The next day we repeated our walkway and waterfalls tour albeit a bit more slowly this time. Peter was kind enough to offer us fresh palm wine and dropped us in his new land rover (which was a gift from the governor in an attempt to woo him!) to the nearest town.

Calabar: A City I could Retire in!

Calabar, the capital of Cross River State, is a pleasant, laid back town set on top of a hill, overlooking the Cross river. It was a major port town in the East and approximately a third of the slaves were transported out of Africa through here. It is the home of the Efik people , Efik also being the language they speak here. Parts of the city house beautiful colonial buildings which were shipped frame by frame from Europe. The host family we were staying with--their house was shipped from Germany!

It is also home to the 19th century Scottish Missionary, Mary Slessor who is known to be the champion for abolition of inhumane traditional practices like the killing of twins! You see her tomb in the photo below.

We passed by one of the oldest churches in the region, the Duke Town Church built in 1904.

Cross River state is also home to the best conservation initiatives in captive breeding of primates, one species of which is actually found only in this region in the entire world.

Also as everyone who heard we were going to Calabar said, it is the cleanest city in Nigeria with rubbish trucks and garbage bins (though the christmas spirit did allow for some littering!).

The Calabar Museum, housed in a building constructed in 1884, is the best in Nigeria and was quite different from the other museums in Jos and Lagos, in the sense that it had actually preserved complete furniture and other items from 18th and 19th century. It had a numerous photocopies of excerpts as well as original books, journals, newspapers. What caught my attention were vociferous writings of foreigners against colonisation and the slave trade and also a record of the education policy which claimed to register the private schools that existed during that time and wanted to structure the curriculum.
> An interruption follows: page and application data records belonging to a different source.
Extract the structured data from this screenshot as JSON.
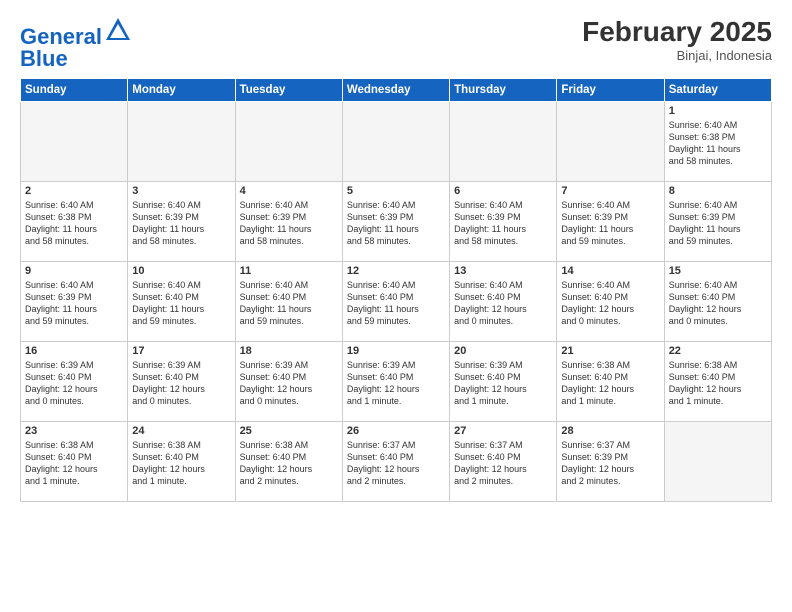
{
  "header": {
    "logo_general": "General",
    "logo_blue": "Blue",
    "month_year": "February 2025",
    "location": "Binjai, Indonesia"
  },
  "weekdays": [
    "Sunday",
    "Monday",
    "Tuesday",
    "Wednesday",
    "Thursday",
    "Friday",
    "Saturday"
  ],
  "weeks": [
    [
      {
        "day": "",
        "info": ""
      },
      {
        "day": "",
        "info": ""
      },
      {
        "day": "",
        "info": ""
      },
      {
        "day": "",
        "info": ""
      },
      {
        "day": "",
        "info": ""
      },
      {
        "day": "",
        "info": ""
      },
      {
        "day": "1",
        "info": "Sunrise: 6:40 AM\nSunset: 6:38 PM\nDaylight: 11 hours\nand 58 minutes."
      }
    ],
    [
      {
        "day": "2",
        "info": "Sunrise: 6:40 AM\nSunset: 6:38 PM\nDaylight: 11 hours\nand 58 minutes."
      },
      {
        "day": "3",
        "info": "Sunrise: 6:40 AM\nSunset: 6:39 PM\nDaylight: 11 hours\nand 58 minutes."
      },
      {
        "day": "4",
        "info": "Sunrise: 6:40 AM\nSunset: 6:39 PM\nDaylight: 11 hours\nand 58 minutes."
      },
      {
        "day": "5",
        "info": "Sunrise: 6:40 AM\nSunset: 6:39 PM\nDaylight: 11 hours\nand 58 minutes."
      },
      {
        "day": "6",
        "info": "Sunrise: 6:40 AM\nSunset: 6:39 PM\nDaylight: 11 hours\nand 58 minutes."
      },
      {
        "day": "7",
        "info": "Sunrise: 6:40 AM\nSunset: 6:39 PM\nDaylight: 11 hours\nand 59 minutes."
      },
      {
        "day": "8",
        "info": "Sunrise: 6:40 AM\nSunset: 6:39 PM\nDaylight: 11 hours\nand 59 minutes."
      }
    ],
    [
      {
        "day": "9",
        "info": "Sunrise: 6:40 AM\nSunset: 6:39 PM\nDaylight: 11 hours\nand 59 minutes."
      },
      {
        "day": "10",
        "info": "Sunrise: 6:40 AM\nSunset: 6:40 PM\nDaylight: 11 hours\nand 59 minutes."
      },
      {
        "day": "11",
        "info": "Sunrise: 6:40 AM\nSunset: 6:40 PM\nDaylight: 11 hours\nand 59 minutes."
      },
      {
        "day": "12",
        "info": "Sunrise: 6:40 AM\nSunset: 6:40 PM\nDaylight: 11 hours\nand 59 minutes."
      },
      {
        "day": "13",
        "info": "Sunrise: 6:40 AM\nSunset: 6:40 PM\nDaylight: 12 hours\nand 0 minutes."
      },
      {
        "day": "14",
        "info": "Sunrise: 6:40 AM\nSunset: 6:40 PM\nDaylight: 12 hours\nand 0 minutes."
      },
      {
        "day": "15",
        "info": "Sunrise: 6:40 AM\nSunset: 6:40 PM\nDaylight: 12 hours\nand 0 minutes."
      }
    ],
    [
      {
        "day": "16",
        "info": "Sunrise: 6:39 AM\nSunset: 6:40 PM\nDaylight: 12 hours\nand 0 minutes."
      },
      {
        "day": "17",
        "info": "Sunrise: 6:39 AM\nSunset: 6:40 PM\nDaylight: 12 hours\nand 0 minutes."
      },
      {
        "day": "18",
        "info": "Sunrise: 6:39 AM\nSunset: 6:40 PM\nDaylight: 12 hours\nand 0 minutes."
      },
      {
        "day": "19",
        "info": "Sunrise: 6:39 AM\nSunset: 6:40 PM\nDaylight: 12 hours\nand 1 minute."
      },
      {
        "day": "20",
        "info": "Sunrise: 6:39 AM\nSunset: 6:40 PM\nDaylight: 12 hours\nand 1 minute."
      },
      {
        "day": "21",
        "info": "Sunrise: 6:38 AM\nSunset: 6:40 PM\nDaylight: 12 hours\nand 1 minute."
      },
      {
        "day": "22",
        "info": "Sunrise: 6:38 AM\nSunset: 6:40 PM\nDaylight: 12 hours\nand 1 minute."
      }
    ],
    [
      {
        "day": "23",
        "info": "Sunrise: 6:38 AM\nSunset: 6:40 PM\nDaylight: 12 hours\nand 1 minute."
      },
      {
        "day": "24",
        "info": "Sunrise: 6:38 AM\nSunset: 6:40 PM\nDaylight: 12 hours\nand 1 minute."
      },
      {
        "day": "25",
        "info": "Sunrise: 6:38 AM\nSunset: 6:40 PM\nDaylight: 12 hours\nand 2 minutes."
      },
      {
        "day": "26",
        "info": "Sunrise: 6:37 AM\nSunset: 6:40 PM\nDaylight: 12 hours\nand 2 minutes."
      },
      {
        "day": "27",
        "info": "Sunrise: 6:37 AM\nSunset: 6:40 PM\nDaylight: 12 hours\nand 2 minutes."
      },
      {
        "day": "28",
        "info": "Sunrise: 6:37 AM\nSunset: 6:39 PM\nDaylight: 12 hours\nand 2 minutes."
      },
      {
        "day": "",
        "info": ""
      }
    ]
  ]
}
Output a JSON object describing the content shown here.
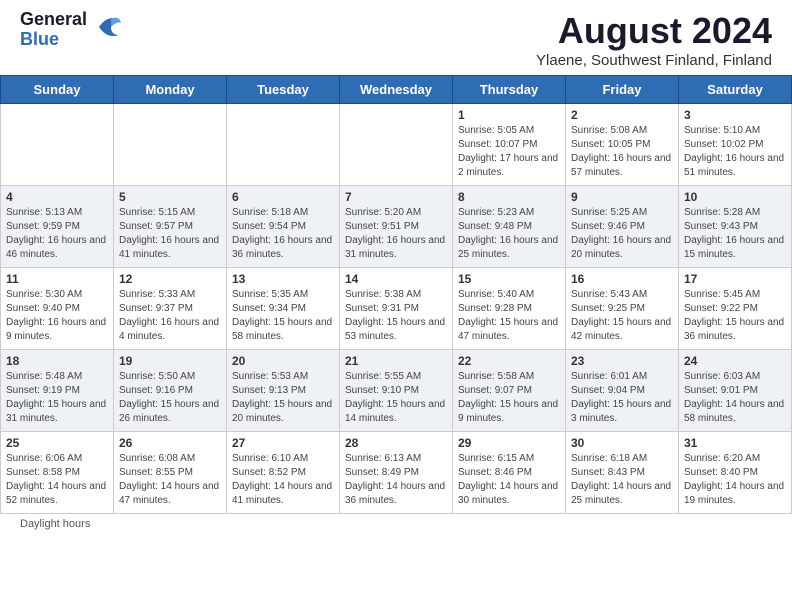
{
  "header": {
    "logo_general": "General",
    "logo_blue": "Blue",
    "main_title": "August 2024",
    "subtitle": "Ylaene, Southwest Finland, Finland"
  },
  "days": [
    "Sunday",
    "Monday",
    "Tuesday",
    "Wednesday",
    "Thursday",
    "Friday",
    "Saturday"
  ],
  "weeks": [
    [
      {
        "date": "",
        "info": ""
      },
      {
        "date": "",
        "info": ""
      },
      {
        "date": "",
        "info": ""
      },
      {
        "date": "",
        "info": ""
      },
      {
        "date": "1",
        "info": "Sunrise: 5:05 AM\nSunset: 10:07 PM\nDaylight: 17 hours\nand 2 minutes."
      },
      {
        "date": "2",
        "info": "Sunrise: 5:08 AM\nSunset: 10:05 PM\nDaylight: 16 hours\nand 57 minutes."
      },
      {
        "date": "3",
        "info": "Sunrise: 5:10 AM\nSunset: 10:02 PM\nDaylight: 16 hours\nand 51 minutes."
      }
    ],
    [
      {
        "date": "4",
        "info": "Sunrise: 5:13 AM\nSunset: 9:59 PM\nDaylight: 16 hours\nand 46 minutes."
      },
      {
        "date": "5",
        "info": "Sunrise: 5:15 AM\nSunset: 9:57 PM\nDaylight: 16 hours\nand 41 minutes."
      },
      {
        "date": "6",
        "info": "Sunrise: 5:18 AM\nSunset: 9:54 PM\nDaylight: 16 hours\nand 36 minutes."
      },
      {
        "date": "7",
        "info": "Sunrise: 5:20 AM\nSunset: 9:51 PM\nDaylight: 16 hours\nand 31 minutes."
      },
      {
        "date": "8",
        "info": "Sunrise: 5:23 AM\nSunset: 9:48 PM\nDaylight: 16 hours\nand 25 minutes."
      },
      {
        "date": "9",
        "info": "Sunrise: 5:25 AM\nSunset: 9:46 PM\nDaylight: 16 hours\nand 20 minutes."
      },
      {
        "date": "10",
        "info": "Sunrise: 5:28 AM\nSunset: 9:43 PM\nDaylight: 16 hours\nand 15 minutes."
      }
    ],
    [
      {
        "date": "11",
        "info": "Sunrise: 5:30 AM\nSunset: 9:40 PM\nDaylight: 16 hours\nand 9 minutes."
      },
      {
        "date": "12",
        "info": "Sunrise: 5:33 AM\nSunset: 9:37 PM\nDaylight: 16 hours\nand 4 minutes."
      },
      {
        "date": "13",
        "info": "Sunrise: 5:35 AM\nSunset: 9:34 PM\nDaylight: 15 hours\nand 58 minutes."
      },
      {
        "date": "14",
        "info": "Sunrise: 5:38 AM\nSunset: 9:31 PM\nDaylight: 15 hours\nand 53 minutes."
      },
      {
        "date": "15",
        "info": "Sunrise: 5:40 AM\nSunset: 9:28 PM\nDaylight: 15 hours\nand 47 minutes."
      },
      {
        "date": "16",
        "info": "Sunrise: 5:43 AM\nSunset: 9:25 PM\nDaylight: 15 hours\nand 42 minutes."
      },
      {
        "date": "17",
        "info": "Sunrise: 5:45 AM\nSunset: 9:22 PM\nDaylight: 15 hours\nand 36 minutes."
      }
    ],
    [
      {
        "date": "18",
        "info": "Sunrise: 5:48 AM\nSunset: 9:19 PM\nDaylight: 15 hours\nand 31 minutes."
      },
      {
        "date": "19",
        "info": "Sunrise: 5:50 AM\nSunset: 9:16 PM\nDaylight: 15 hours\nand 26 minutes."
      },
      {
        "date": "20",
        "info": "Sunrise: 5:53 AM\nSunset: 9:13 PM\nDaylight: 15 hours\nand 20 minutes."
      },
      {
        "date": "21",
        "info": "Sunrise: 5:55 AM\nSunset: 9:10 PM\nDaylight: 15 hours\nand 14 minutes."
      },
      {
        "date": "22",
        "info": "Sunrise: 5:58 AM\nSunset: 9:07 PM\nDaylight: 15 hours\nand 9 minutes."
      },
      {
        "date": "23",
        "info": "Sunrise: 6:01 AM\nSunset: 9:04 PM\nDaylight: 15 hours\nand 3 minutes."
      },
      {
        "date": "24",
        "info": "Sunrise: 6:03 AM\nSunset: 9:01 PM\nDaylight: 14 hours\nand 58 minutes."
      }
    ],
    [
      {
        "date": "25",
        "info": "Sunrise: 6:06 AM\nSunset: 8:58 PM\nDaylight: 14 hours\nand 52 minutes."
      },
      {
        "date": "26",
        "info": "Sunrise: 6:08 AM\nSunset: 8:55 PM\nDaylight: 14 hours\nand 47 minutes."
      },
      {
        "date": "27",
        "info": "Sunrise: 6:10 AM\nSunset: 8:52 PM\nDaylight: 14 hours\nand 41 minutes."
      },
      {
        "date": "28",
        "info": "Sunrise: 6:13 AM\nSunset: 8:49 PM\nDaylight: 14 hours\nand 36 minutes."
      },
      {
        "date": "29",
        "info": "Sunrise: 6:15 AM\nSunset: 8:46 PM\nDaylight: 14 hours\nand 30 minutes."
      },
      {
        "date": "30",
        "info": "Sunrise: 6:18 AM\nSunset: 8:43 PM\nDaylight: 14 hours\nand 25 minutes."
      },
      {
        "date": "31",
        "info": "Sunrise: 6:20 AM\nSunset: 8:40 PM\nDaylight: 14 hours\nand 19 minutes."
      }
    ]
  ],
  "footer": {
    "daylight_label": "Daylight hours"
  }
}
A short trip by speed boat took us to Creek Town, a small settlement near Calabar. After a stroll under the streaking sun, we cooled down with minerals in a cute bar called the "Abuja Bus Stop"! Another town a boat ride away is Oron, from where, boats depart for the neighbouring country Cameroon.
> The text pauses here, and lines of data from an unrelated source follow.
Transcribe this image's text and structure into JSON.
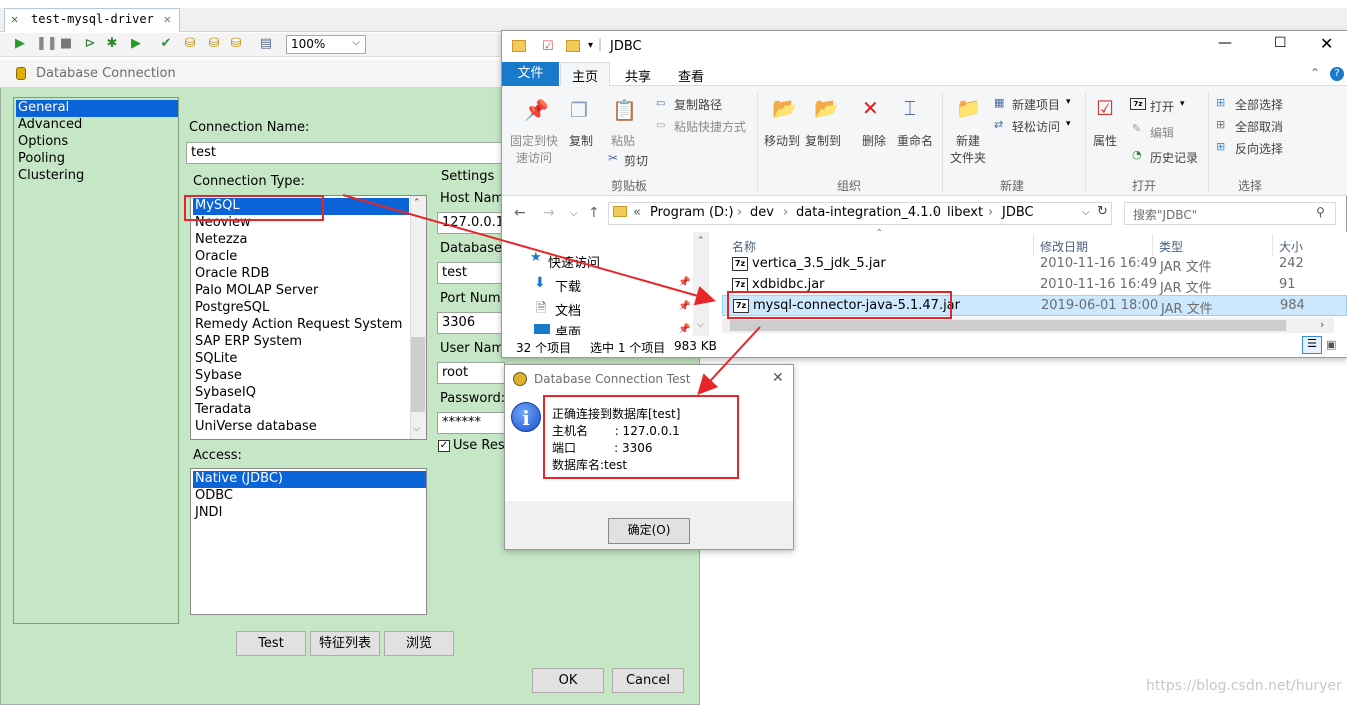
{
  "spoon": {
    "tab_label": "test-mysql-driver",
    "tab_icon": "transform-icon",
    "zoom": "100%",
    "toolbar_icons": [
      "run-icon",
      "pause-icon",
      "stop-icon",
      "preview-icon",
      "debug-icon",
      "replay-icon",
      "verify-icon",
      "impact-icon",
      "sql-icon",
      "explore-db-icon",
      "show-results-icon"
    ]
  },
  "db_dialog": {
    "title": "Database Connection",
    "nav": [
      "General",
      "Advanced",
      "Options",
      "Pooling",
      "Clustering"
    ],
    "selected_nav": "General",
    "connection_name_label": "Connection Name:",
    "connection_name_value": "test",
    "connection_type_label": "Connection Type:",
    "connection_types": [
      "MySQL",
      "Neoview",
      "Netezza",
      "Oracle",
      "Oracle RDB",
      "Palo MOLAP Server",
      "PostgreSQL",
      "Remedy Action Request System",
      "SAP ERP System",
      "SQLite",
      "Sybase",
      "SybaseIQ",
      "Teradata",
      "UniVerse database"
    ],
    "selected_type": "MySQL",
    "access_label": "Access:",
    "access_types": [
      "Native (JDBC)",
      "ODBC",
      "JNDI"
    ],
    "selected_access": "Native (JDBC)",
    "settings_label": "Settings",
    "host_label": "Host Name",
    "host_value": "127.0.0.1",
    "database_label": "Database",
    "database_value": "test",
    "port_label": "Port Numb",
    "port_value": "3306",
    "user_label": "User Name",
    "user_value": "root",
    "password_label": "Password:",
    "password_value": "******",
    "use_result_label": "Use Resu",
    "buttons": {
      "test": "Test",
      "features": "特征列表",
      "explore": "浏览",
      "ok": "OK",
      "cancel": "Cancel"
    }
  },
  "explorer": {
    "title": "JDBC",
    "tabs": {
      "file": "文件",
      "home": "主页",
      "share": "共享",
      "view": "查看"
    },
    "ribbon": {
      "pin": [
        "固定到快",
        "速访问"
      ],
      "copy": "复制",
      "paste": "粘贴",
      "copy_path": "复制路径",
      "paste_shortcut": "粘贴快捷方式",
      "cut": "剪切",
      "clipboard": "剪贴板",
      "move_to": "移动到",
      "copy_to": "复制到",
      "delete": "删除",
      "rename": "重命名",
      "organize": "组织",
      "new_folder": [
        "新建",
        "文件夹"
      ],
      "new_item": "新建项目",
      "easy_access": "轻松访问",
      "new_group": "新建",
      "properties": "属性",
      "open": "打开",
      "edit": "编辑",
      "history": "历史记录",
      "open_group": "打开",
      "select_all": "全部选择",
      "select_none": "全部取消",
      "invert_selection": "反向选择",
      "select_group": "选择"
    },
    "breadcrumb": [
      "«",
      "Program (D:)",
      "dev",
      "data-integration_4.1.0",
      "libext",
      "JDBC"
    ],
    "search_placeholder": "搜索\"JDBC\"",
    "columns": {
      "name": "名称",
      "date": "修改日期",
      "type": "类型",
      "size": "大小"
    },
    "nav_items": [
      "快速访问",
      "下载",
      "文档",
      "桌面"
    ],
    "files": [
      {
        "name": "vertica_3.5_jdk_5.jar",
        "date": "2010-11-16 16:49",
        "type": "JAR 文件",
        "size": "242"
      },
      {
        "name": "xdbidbc.jar",
        "date": "2010-11-16 16:49",
        "type": "JAR 文件",
        "size": "91"
      },
      {
        "name": "mysql-connector-java-5.1.47.jar",
        "date": "2019-06-01 18:00",
        "type": "JAR 文件",
        "size": "984"
      }
    ],
    "status": {
      "count": "32 个项目",
      "selected": "选中 1 个项目",
      "size": "983 KB"
    }
  },
  "test_dialog": {
    "title": "Database Connection Test",
    "line1": "正确连接到数据库[test]",
    "line2": "主机名       : 127.0.0.1",
    "line3": "端口          : 3306",
    "line4": "数据库名:test",
    "ok_label": "确定(O)"
  },
  "watermark": "https://blog.csdn.net/huryer",
  "colors": {
    "accent": "#0a64d8",
    "dialog_bg": "#c6e7c6",
    "annotation": "#e8262a",
    "ribbon_file_tab": "#1979ca"
  }
}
The shots I got of the sunset on the marina, I consider my best sun set shots ever!

We stayed with the most adorable host family who fed us and took care of us to the point that I refused to leave at one point:)

Holiday on the Road! Highlights

I am finally back in Lagos after a 14-day road trip across Southern and Eastern Nigeria. Among other things, the highlights of my trip are:
  • watching my perfect sun set in Nigeria and getting in on camera!
  • hit by a chimp in what he thought was a throw-catch game (luckily for me it was squishy coco-yam and not a stone!)
  • waking up in the middle of lush green forest on christmas day
  • finally getting to eat whole roasted fish like the one I scrumptiously enjoyed in Abuja when I first arrived in Nigeria
  • drinking fresh palm wine (like our toddy in Kerala)
  • watching a Nigerian hip hop artist-Tuface-live in concert
  • staying with lovely host families who showered us with their warmth, food and protective care
  • an excellent view of the entire Calabar christmas carnival (called Africa's biggest street party!)
  • eating a three-course buffet dinner at a top hotel for FREE
  • managing to squeeze in work with two GIVE member organizations